Pitch was co-created by Dan Fogelman, the suddenly ubiquitous TV writer behind projects such as the alien-invader sitcom The Neighbors and the medieval musical spoof Galavant. But it feels most similar to another show he has debuting on NBC this fall, the family drama This Is Us, which my colleague Megan Garber aptly described as “must-weep TV.” Pitch doesn’t lunge at the heartstrings with quite the same ferocity of that show, but it’s playing on similar tropes: The kinds of movies viewers saw as children that follow a classic three-act-structure of expectation, adversity, and eventually, triumph.

In Pitch, Ginny Baker’s debut on the mound for the Padres is a national event, selling out tickets, packing the stands with young girls inspired by her example, and prompting sportscasters to compare her moment to Jackie Robinson famously breaking baseball’s color barrier in 1947. The show takes ample advantage of Fox’s resources to replicate the broadcast experience of a real game, down to interjections from talking heads like Katie Nolan and Colin Cowherd. At times, the entire thing feels like a massive cross-advertisement for Fox Sports 1, but that sort of synergy is so common in the industry today that it’s hard to object.

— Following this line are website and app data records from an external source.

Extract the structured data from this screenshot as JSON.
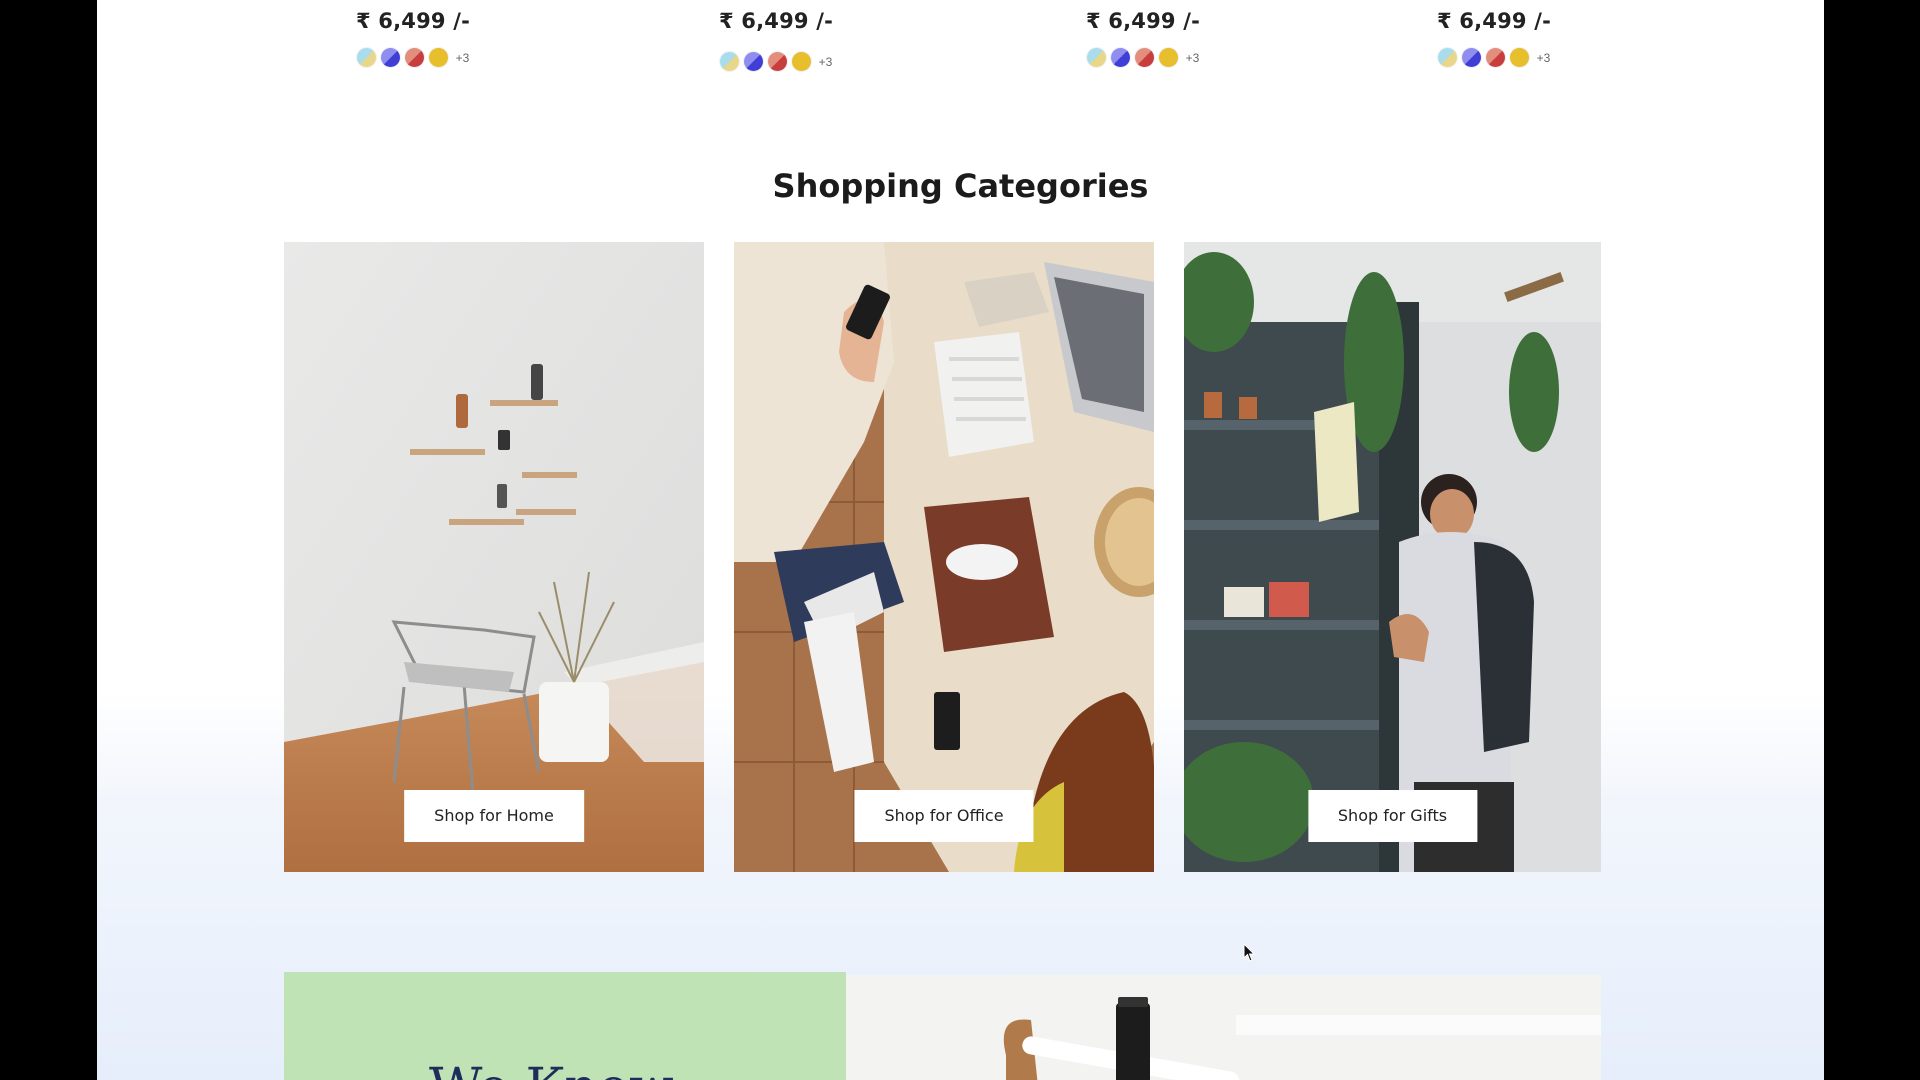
{
  "products": [
    {
      "price": "₹ 6,499 /-",
      "more": "+3"
    },
    {
      "price": "₹ 6,499 /-",
      "more": "+3"
    },
    {
      "price": "₹ 6,499 /-",
      "more": "+3"
    },
    {
      "price": "₹ 6,499 /-",
      "more": "+3"
    }
  ],
  "swatch_colors": [
    "#a9dcec",
    "#5b5be3",
    "#d0544f",
    "#e7be2c"
  ],
  "section": {
    "title_light": "Shopping",
    "title_bold": "Categories"
  },
  "categories": [
    {
      "label": "Shop for Home"
    },
    {
      "label": "Shop for Office"
    },
    {
      "label": "Shop for Gifts"
    }
  ],
  "banner": {
    "title": "We Know"
  }
}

Plenty of things go wrong for Ginny, of course. Most of the team is skeptical that her inclusion is anything but a publicity stunt. The aging star catcher Mike Lawson (a neck-bearded Mark-Paul Gosselaar) can’t help but condescend, even after Ginny tells him she bought his rookie card as a kid; the manager Al Luongo (a grouchy Dan Lauria) is planning to bump her back down to the minors once an injured pitcher is back on the roster. Ginny’s biggest fans are her sharp-elbowed agent Amelia Slater (Ali Larter, her face in a permanent grimace) and the Padres owner (Bob Balaban), who knows a branding opportunity when he sees one. Behind it all is the looming specter of her father Bill (Michael Beach), who pushed her into the sport as a youngster with troubling intensity.

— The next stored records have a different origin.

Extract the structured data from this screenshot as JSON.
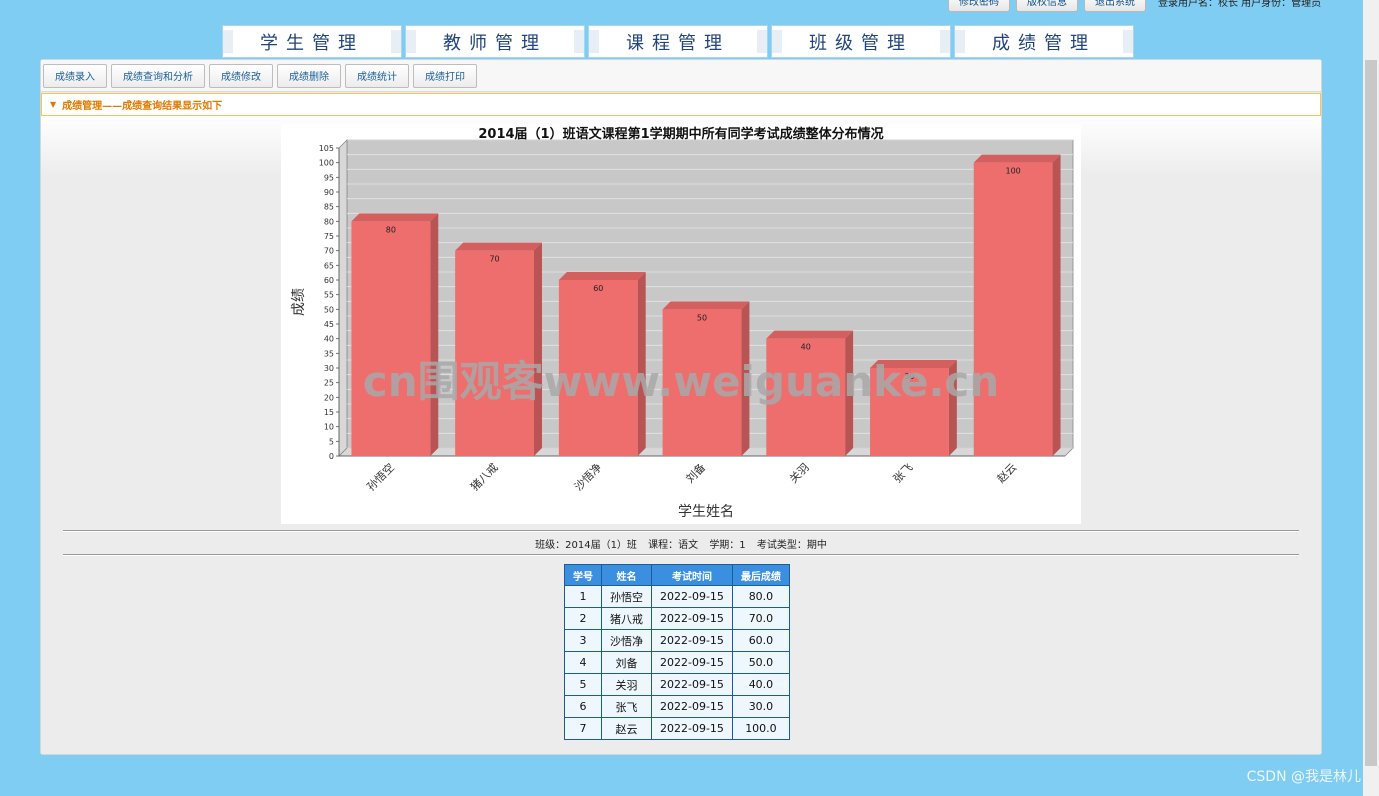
{
  "topbar": {
    "buttons": [
      "修改密码",
      "版权信息",
      "退出系统"
    ],
    "user_info": "登录用户名：校长 用户身份：管理员"
  },
  "main_tabs": [
    "学生管理",
    "教师管理",
    "课程管理",
    "班级管理",
    "成绩管理"
  ],
  "sub_toolbar": [
    "成绩录入",
    "成绩查询和分析",
    "成绩修改",
    "成绩删除",
    "成绩统计",
    "成绩打印"
  ],
  "breadcrumb": "成绩管理——成绩查询结果显示如下",
  "chart_data": {
    "type": "bar",
    "title": "2014届（1）班语文课程第1学期期中所有同学考试成绩整体分布情况",
    "xlabel": "学生姓名",
    "ylabel": "成绩",
    "categories": [
      "孙悟空",
      "猪八戒",
      "沙悟净",
      "刘备",
      "关羽",
      "张飞",
      "赵云"
    ],
    "values": [
      80,
      70,
      60,
      50,
      40,
      30,
      100
    ],
    "data_labels": [
      "80",
      "70",
      "60",
      "50",
      "40",
      "30",
      "100"
    ],
    "ylim": [
      0,
      105
    ],
    "y_ticks": [
      0,
      5,
      10,
      15,
      20,
      25,
      30,
      35,
      40,
      45,
      50,
      55,
      60,
      65,
      70,
      75,
      80,
      85,
      90,
      95,
      100,
      105
    ],
    "bar_color": "#ee6e6e",
    "plot_bg": "#c8c8c8",
    "grid": true,
    "watermark": "cn围观客www.weiguanke.cn"
  },
  "info": {
    "class": "班级：2014届（1）班",
    "course": "课程：语文",
    "term": "学期：1",
    "exam_type": "考试类型：期中"
  },
  "table": {
    "headers": [
      "学号",
      "姓名",
      "考试时间",
      "最后成绩"
    ],
    "rows": [
      [
        "1",
        "孙悟空",
        "2022-09-15",
        "80.0"
      ],
      [
        "2",
        "猪八戒",
        "2022-09-15",
        "70.0"
      ],
      [
        "3",
        "沙悟净",
        "2022-09-15",
        "60.0"
      ],
      [
        "4",
        "刘备",
        "2022-09-15",
        "50.0"
      ],
      [
        "5",
        "关羽",
        "2022-09-15",
        "40.0"
      ],
      [
        "6",
        "张飞",
        "2022-09-15",
        "30.0"
      ],
      [
        "7",
        "赵云",
        "2022-09-15",
        "100.0"
      ]
    ]
  },
  "credit": "CSDN @我是林儿"
}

Fogelman and his co-creator Rick Singer lob the clichés so hard and fast, it’s hard to be offended by any particular one. Ginny’s banished to a broom closet while the team figures out where to put its woman’s locker room…but then she’s won over by the sight of her new uniform. An early rough patch sees her throw three wild pitches as she struggles to settle her nerves…but settle them she does. Lawson doesn’t think she can handle the heat … but by the end of the episode, she’s begun to prove herself. Pitch is absolutely uninterested in upending its sports formula outside of changing the gender of its lead character, but there’s a good reason for that. It’s undeniably exciting to see Ginny on the field in a Padres uniform, with the crisp Fox broadcasting logos around her. This is a show that’s confident in the power of its central image.

It’s Pitch’s future that’s more concerning. The most successful fictional TV shows about sports usually operate on the sidelines in some way, like HBO’s Arli$$ (about agents) or ABC’s Sports Night (about the behind-the-scenes of broadcasting). The great Friday Night Lights, about the culture of high-school football in West Texas, didn’t know what to do with its team by its second season, and only succeeded by rebooting its premise entirely in the third (essentially creating a whole new team from scratch). That would be tougher to pull off for Pitch, since major-league sports are at their very core consistent: A team’s quality may ebb and flow, but it’s going to try and do the same basic thing year every year, meaning Pitch might eventually run out of material for Ginny.

For now, though, Fogelman seems to know what he’s doing. Just like This is Us, Pitch ends with a surprising emotional twist that suggests a canny, if mawkish, attitude toward plotting. Though Ginny has started on the path toward impressing her teammates, there will be plenty more obstacles, big and small, for her to overcome in the coming episodes. If the pilot is any indication, Pitch will be slickly presented, rife with heartwarming moments, and feature a magnetic lead on the mound every week. In other words: so far, so good.